Polanyi goes to America

Mike Konczal, 2021. Freedom from The Market: America’s Fight To Liberate Itself From The Grip Of The Invisible Hand. 1st ed. New York: The New Press.

Upon finishing Freedom from the Market, I was left with an unsettling impression. Rarely had I read a book were a thinker (Karl Polanyi) is so omnipresent and yet so rarely mentioned (only twice throughout the whole book). But the result is rather fascinating. Freedom from the Market is a short, sharp and incisive book in which Mike Konczal brilliantly makes the case for a radically new way to think about freedom and economic opportunities.


In many ways, Freedom from the Market is the antithesis of Capitalism and Freedom, a book widely regarded as the New Testament of free-market conservatives. Therein, Nobel laureate Milton Friedman notably argues that political freedom and the market form of freedom are intrinsically related. The ‘impersonal market’, Friedman claims, protects people from discriminations based ‘on their views or their colour’ since only productivity matters in its eyes. This assertion, Konczal retorts, could not be more removed from the reality of how the market for healthcare, education, childcare or land operates in reality. He reminds us that, as Capitalism and Freedom was going to press in 1962, market-based healthcare was busy perpetuating the long tradition of racial segregation in hospitals. Konczal is at his best in this seventh chapter of the book (Free Health) in which he perfectly demonstrates why the organization of a basic aspect of life – healthcare – around the principles of the market is, if anything, a source of discrimination and coercion rather than the promised freedom and prosperity.


True freedom, he writes, ‘requires checks and hard boundaries on the ways markets exist in our society and in our lives’ (pp. 4), a vision that clearly echoes the Polanyian notion of ‘embeddedness’. But the task is daunting. Konczal brilliantly explains how the negative definition of freedom that underpins the market has become deeply engrained in our conception of society. Freeing our lives from the market, Polanyi predicted, ‘may require no less than a reform of our consciousness’. He could not be more right. The need for a new, progressive definition of freedom outside of the market has therefore never been so acute. ‘These developments and debates aren’t just welcome, they are necessary’, Konczal warns in the conclusion, ‘as new, reactionary, far-right forces are also fighting on the same terrain’ (pp. 185). He thus issues a welcome reminder that the end of the market utopia is no promise of better days, something that Polanyi knew all too well. 


But Freedom from the Market also offers reasons to be hopeful. It chronicles the stories of men and women like Frances Perkins, I. M. Rubinow or John Hollman who dedicated their lives to creating new forms of freedom. It is, at times, easy to get lost in this gallery of portrait and lose track of the main argument of the book (especially as a non-American). One might even wonder why Konczal spends so much time discussing the details of land reform programs that might appear trivial in 2021. But once you reach the conclusion, the book takes on its full significance. 
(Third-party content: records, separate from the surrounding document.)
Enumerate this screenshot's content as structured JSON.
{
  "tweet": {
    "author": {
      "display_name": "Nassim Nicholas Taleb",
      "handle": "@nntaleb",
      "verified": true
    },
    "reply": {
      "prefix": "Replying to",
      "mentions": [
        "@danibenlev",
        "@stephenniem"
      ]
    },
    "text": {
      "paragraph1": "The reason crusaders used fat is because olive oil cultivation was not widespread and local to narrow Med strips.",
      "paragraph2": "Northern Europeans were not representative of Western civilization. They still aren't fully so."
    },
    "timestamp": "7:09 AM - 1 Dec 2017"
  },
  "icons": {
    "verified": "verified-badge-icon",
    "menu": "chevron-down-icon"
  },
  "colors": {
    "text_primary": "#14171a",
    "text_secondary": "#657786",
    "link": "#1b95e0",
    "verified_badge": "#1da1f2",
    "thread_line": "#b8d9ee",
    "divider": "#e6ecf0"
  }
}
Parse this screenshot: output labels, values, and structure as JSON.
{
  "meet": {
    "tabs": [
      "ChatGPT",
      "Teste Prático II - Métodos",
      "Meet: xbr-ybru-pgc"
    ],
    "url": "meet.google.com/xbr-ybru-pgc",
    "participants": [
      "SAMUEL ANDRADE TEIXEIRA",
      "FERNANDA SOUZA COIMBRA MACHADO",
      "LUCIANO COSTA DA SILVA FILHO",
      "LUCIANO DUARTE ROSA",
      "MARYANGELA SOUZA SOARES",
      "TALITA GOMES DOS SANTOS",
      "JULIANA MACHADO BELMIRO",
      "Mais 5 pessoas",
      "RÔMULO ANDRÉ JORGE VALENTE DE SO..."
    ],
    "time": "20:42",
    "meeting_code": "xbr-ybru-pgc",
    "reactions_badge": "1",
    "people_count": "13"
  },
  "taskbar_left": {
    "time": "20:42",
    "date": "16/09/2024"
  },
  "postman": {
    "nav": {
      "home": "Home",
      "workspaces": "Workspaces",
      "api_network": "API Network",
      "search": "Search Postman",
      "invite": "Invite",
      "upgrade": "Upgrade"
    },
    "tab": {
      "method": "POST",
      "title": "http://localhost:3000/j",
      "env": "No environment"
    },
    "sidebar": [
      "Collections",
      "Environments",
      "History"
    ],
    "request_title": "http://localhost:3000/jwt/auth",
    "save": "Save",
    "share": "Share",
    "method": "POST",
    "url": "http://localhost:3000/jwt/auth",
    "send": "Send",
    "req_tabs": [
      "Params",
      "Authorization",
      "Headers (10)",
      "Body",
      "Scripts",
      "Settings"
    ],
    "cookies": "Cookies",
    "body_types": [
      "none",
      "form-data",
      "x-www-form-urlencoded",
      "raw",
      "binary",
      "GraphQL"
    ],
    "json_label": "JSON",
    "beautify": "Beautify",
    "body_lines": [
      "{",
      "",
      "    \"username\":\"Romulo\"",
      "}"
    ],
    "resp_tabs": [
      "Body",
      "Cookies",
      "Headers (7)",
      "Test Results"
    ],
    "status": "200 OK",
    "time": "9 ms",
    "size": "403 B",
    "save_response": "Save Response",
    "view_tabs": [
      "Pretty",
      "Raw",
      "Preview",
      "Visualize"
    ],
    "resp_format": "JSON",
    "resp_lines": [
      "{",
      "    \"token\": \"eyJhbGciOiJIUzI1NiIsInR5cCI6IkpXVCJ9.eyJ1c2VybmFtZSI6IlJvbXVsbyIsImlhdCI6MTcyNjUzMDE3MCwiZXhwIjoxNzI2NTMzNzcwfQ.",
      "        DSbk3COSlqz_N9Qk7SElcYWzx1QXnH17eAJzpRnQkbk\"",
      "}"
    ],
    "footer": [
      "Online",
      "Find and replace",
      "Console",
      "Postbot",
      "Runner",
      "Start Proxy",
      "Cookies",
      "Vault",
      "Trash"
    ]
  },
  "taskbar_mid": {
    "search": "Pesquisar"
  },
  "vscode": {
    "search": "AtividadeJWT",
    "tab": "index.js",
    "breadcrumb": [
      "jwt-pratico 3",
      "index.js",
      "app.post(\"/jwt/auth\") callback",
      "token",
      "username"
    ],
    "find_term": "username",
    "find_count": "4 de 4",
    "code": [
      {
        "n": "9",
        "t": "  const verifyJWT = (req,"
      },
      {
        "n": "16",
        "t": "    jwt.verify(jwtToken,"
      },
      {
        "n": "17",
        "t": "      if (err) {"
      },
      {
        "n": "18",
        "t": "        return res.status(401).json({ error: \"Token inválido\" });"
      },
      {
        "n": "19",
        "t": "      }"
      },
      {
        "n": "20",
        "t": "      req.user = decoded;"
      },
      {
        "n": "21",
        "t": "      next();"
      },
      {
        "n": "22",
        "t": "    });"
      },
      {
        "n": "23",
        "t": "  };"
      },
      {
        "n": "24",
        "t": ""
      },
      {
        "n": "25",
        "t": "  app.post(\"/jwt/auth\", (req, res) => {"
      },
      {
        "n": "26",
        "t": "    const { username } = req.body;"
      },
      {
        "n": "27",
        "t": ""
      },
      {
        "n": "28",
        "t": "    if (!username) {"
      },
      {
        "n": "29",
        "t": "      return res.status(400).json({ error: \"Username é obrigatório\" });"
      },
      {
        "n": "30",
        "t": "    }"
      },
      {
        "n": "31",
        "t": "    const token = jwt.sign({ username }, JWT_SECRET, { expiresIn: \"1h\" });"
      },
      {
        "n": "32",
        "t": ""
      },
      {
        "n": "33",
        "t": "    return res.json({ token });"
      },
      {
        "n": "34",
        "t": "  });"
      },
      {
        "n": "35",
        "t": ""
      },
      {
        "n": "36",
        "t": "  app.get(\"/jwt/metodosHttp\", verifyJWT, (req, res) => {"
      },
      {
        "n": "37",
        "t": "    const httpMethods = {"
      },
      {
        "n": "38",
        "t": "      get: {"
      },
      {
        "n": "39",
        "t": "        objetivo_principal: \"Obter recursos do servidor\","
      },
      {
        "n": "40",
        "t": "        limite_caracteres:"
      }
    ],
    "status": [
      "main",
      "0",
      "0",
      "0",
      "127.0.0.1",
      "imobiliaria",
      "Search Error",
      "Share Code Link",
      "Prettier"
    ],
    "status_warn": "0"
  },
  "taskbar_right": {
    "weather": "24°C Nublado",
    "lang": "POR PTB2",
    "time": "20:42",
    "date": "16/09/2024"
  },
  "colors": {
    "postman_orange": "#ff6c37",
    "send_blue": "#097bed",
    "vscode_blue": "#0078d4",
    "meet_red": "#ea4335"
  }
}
The main strength of this book lies in the link it draws between history and contemporary political-economic issues. Ancient History, Polanyi once argued, ‘may prove to be one of the most urgently needed toolboxes for the conceptual mastery of the problems of everyday life’. Freedom from the Market provides just that. Konczal shows that there is no need to look back as far as Ancient Greece or Babylonia to find sources of inspiration in the fight against the commodification of everyday life. Thereby, he also offers a strong rebuttal of economic determinism, of the pervasive idea that the American society has always been organized around the principle of free-markets and that it will therefore always be like that. The history is not ancient, but the argument is no less powerful.


Before concluding this review, I want to come back on what Mike Konczal recently said about his book in a (very interesting) interview with Dissent (you can read the full interview here):


‘Polanyi and the debates around him are a huge part of this book. His arguments about how markets are created are becoming more influential, not just in the academy but also in policy circles. But one thing I definitely noticed, being up close to these debates, is that it’s not clear what the next step is. You can break through this ideological wall, but then you’re stuck in this ideological pocket of air on the other side. Okay, so the market’s constructed. Now what? Polanyi and his idea of embeddedness are not great guides to getting out of that problem.’


Whilst I could not agree more with most of the argument, I think the last sentence does not really do justice to the normative aspect of Polanyi’s work. It is true that reading Polanyi is sometimes frustrating because he does not offer a technical fix to all the problems he identifies (he himself grappled with the normative aspect of his work). But the big normative ideals with which Freedom from the Market is impregnated - decommodifying and democratizing the economy - clearly stem from Polanyi. And that is part of the reason why it is a great book. Freedom from the Market makes Polanyian ideas accessible to anyone. It does not deal in grand theory or academic jargon but still provides invaluable insight into the issues of economic and political freedom and how the two relate to each other.

A book I can only recommend.